● **Problem to work on**
Leave out the pictures and return every entry exactly as it appears.

Entries from a dataset of interfaces:
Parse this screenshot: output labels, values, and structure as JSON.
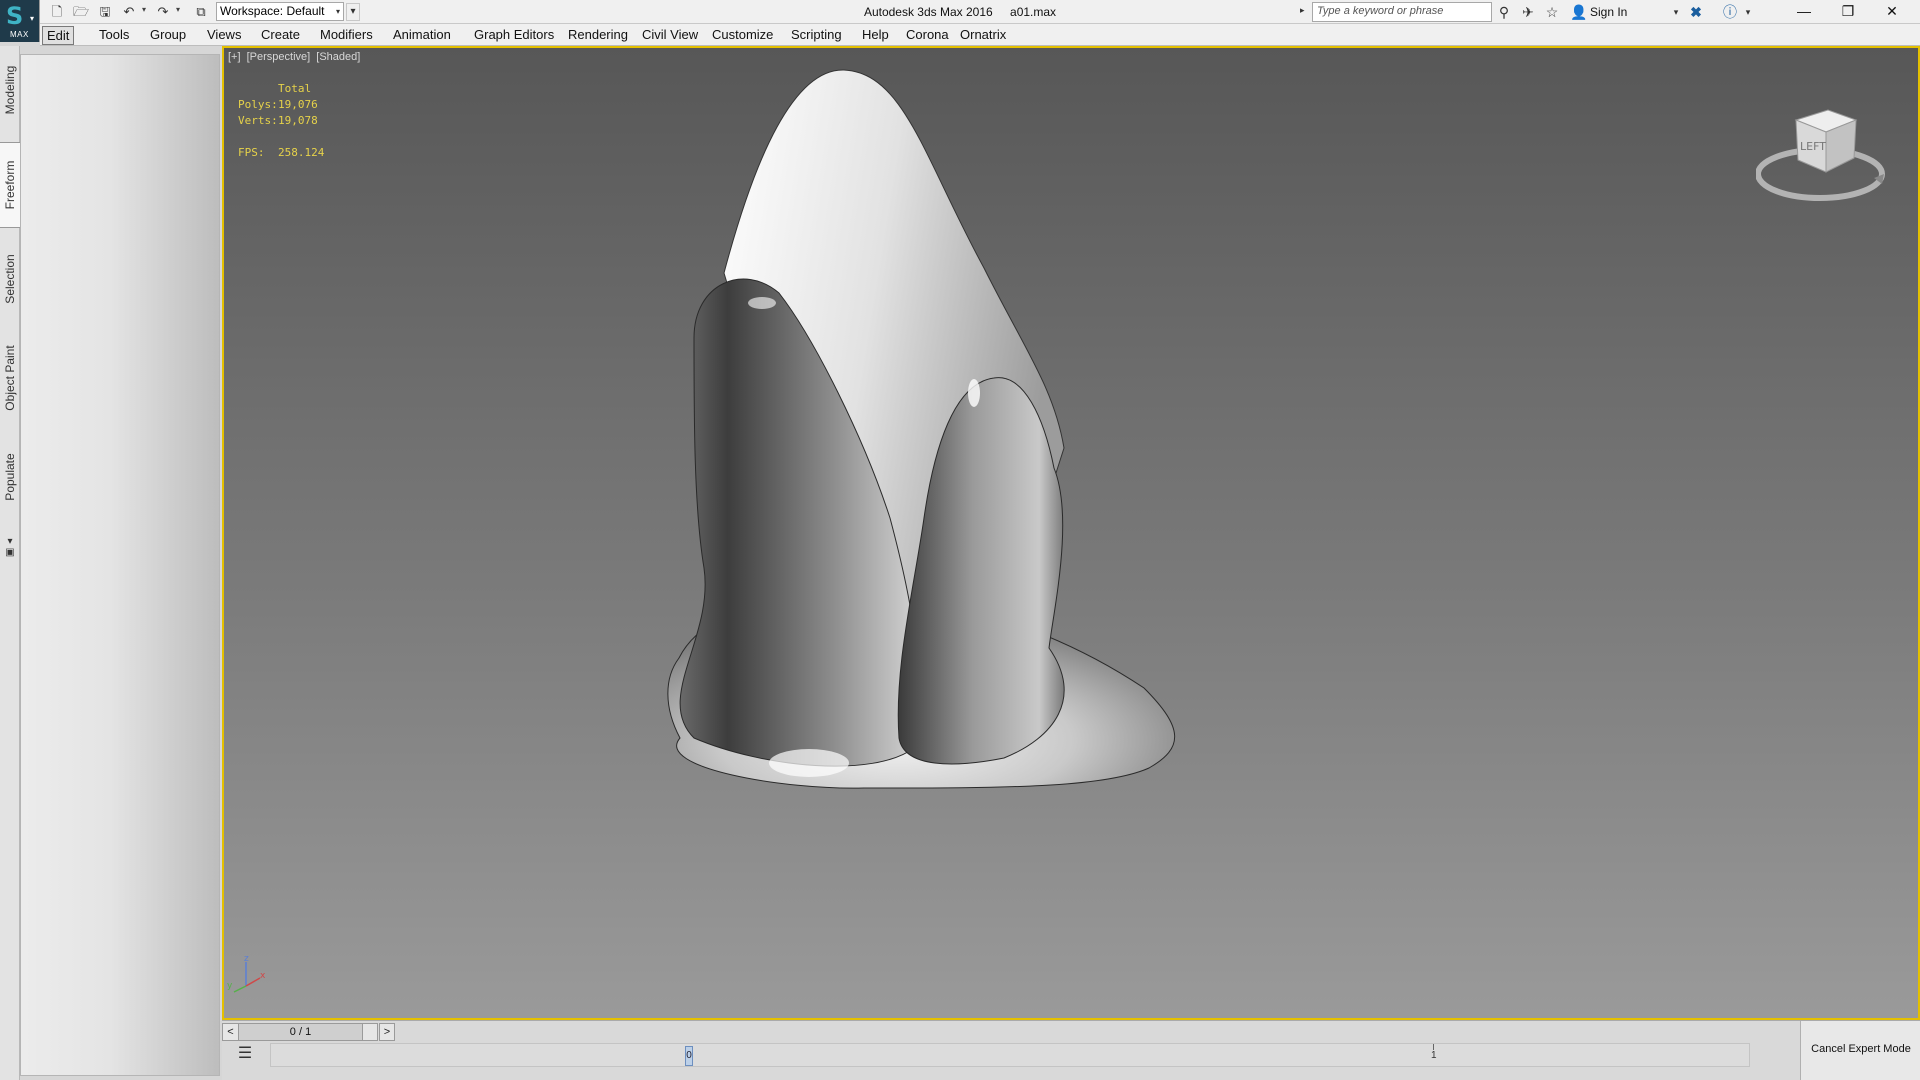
{
  "app": {
    "title": "Autodesk 3ds Max 2016",
    "file": "a01.max",
    "logo_label": "MAX",
    "logo_glyph": "S"
  },
  "quick_access": {
    "workspace": "Workspace: Default",
    "icons": [
      "new-file-icon",
      "open-file-icon",
      "save-icon",
      "undo-icon",
      "redo-icon",
      "project-folder-icon"
    ]
  },
  "search": {
    "placeholder": "Type a keyword or phrase"
  },
  "account": {
    "sign_in": "Sign In"
  },
  "menu": [
    "Edit",
    "Tools",
    "Group",
    "Views",
    "Create",
    "Modifiers",
    "Animation",
    "Graph Editors",
    "Rendering",
    "Civil View",
    "Customize",
    "Scripting",
    "Help",
    "Corona",
    "Ornatrix"
  ],
  "ribbon_tabs": [
    "Modeling",
    "Freeform",
    "Selection",
    "Object Paint",
    "Populate"
  ],
  "viewport": {
    "labels": [
      "[+]",
      "[Perspective]",
      "[Shaded]"
    ],
    "stats": {
      "header": "Total",
      "polys_label": "Polys:",
      "polys": "19,076",
      "verts_label": "Verts:",
      "verts": "19,078",
      "fps_label": "FPS:",
      "fps": "258.124"
    },
    "viewcube_label": "LEFT",
    "axis": {
      "x": "x",
      "y": "y",
      "z": "z"
    }
  },
  "timeline": {
    "slider_value": "0 / 1",
    "prev": "<",
    "next": ">",
    "marker_label": "0",
    "tick_label": "1",
    "cancel_expert": "Cancel Expert Mode"
  }
}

● **Response to the task**
Parse this screenshot: output labels, values, and structure as JSON.
{
  "app": {
    "title": "Autodesk 3ds Max 2016",
    "file": "a01.max",
    "logo_label": "MAX",
    "logo_glyph": "S"
  },
  "quick_access": {
    "workspace": "Workspace: Default",
    "icons": [
      "new-file-icon",
      "open-file-icon",
      "save-icon",
      "undo-icon",
      "redo-icon",
      "project-folder-icon"
    ]
  },
  "search": {
    "placeholder": "Type a keyword or phrase"
  },
  "account": {
    "sign_in": "Sign In"
  },
  "menu": [
    "Edit",
    "Tools",
    "Group",
    "Views",
    "Create",
    "Modifiers",
    "Animation",
    "Graph Editors",
    "Rendering",
    "Civil View",
    "Customize",
    "Scripting",
    "Help",
    "Corona",
    "Ornatrix"
  ],
  "ribbon_tabs": [
    "Modeling",
    "Freeform",
    "Selection",
    "Object Paint",
    "Populate"
  ],
  "viewport": {
    "labels": [
      "[+]",
      "[Perspective]",
      "[Shaded]"
    ],
    "stats": {
      "header": "Total",
      "polys_label": "Polys:",
      "polys": "19,076",
      "verts_label": "Verts:",
      "verts": "19,078",
      "fps_label": "FPS:",
      "fps": "258.124"
    },
    "viewcube_label": "LEFT",
    "axis": {
      "x": "x",
      "y": "y",
      "z": "z"
    }
  },
  "timeline": {
    "slider_value": "0 / 1",
    "prev": "<",
    "next": ">",
    "marker_label": "0",
    "tick_label": "1",
    "cancel_expert": "Cancel Expert Mode"
  }
}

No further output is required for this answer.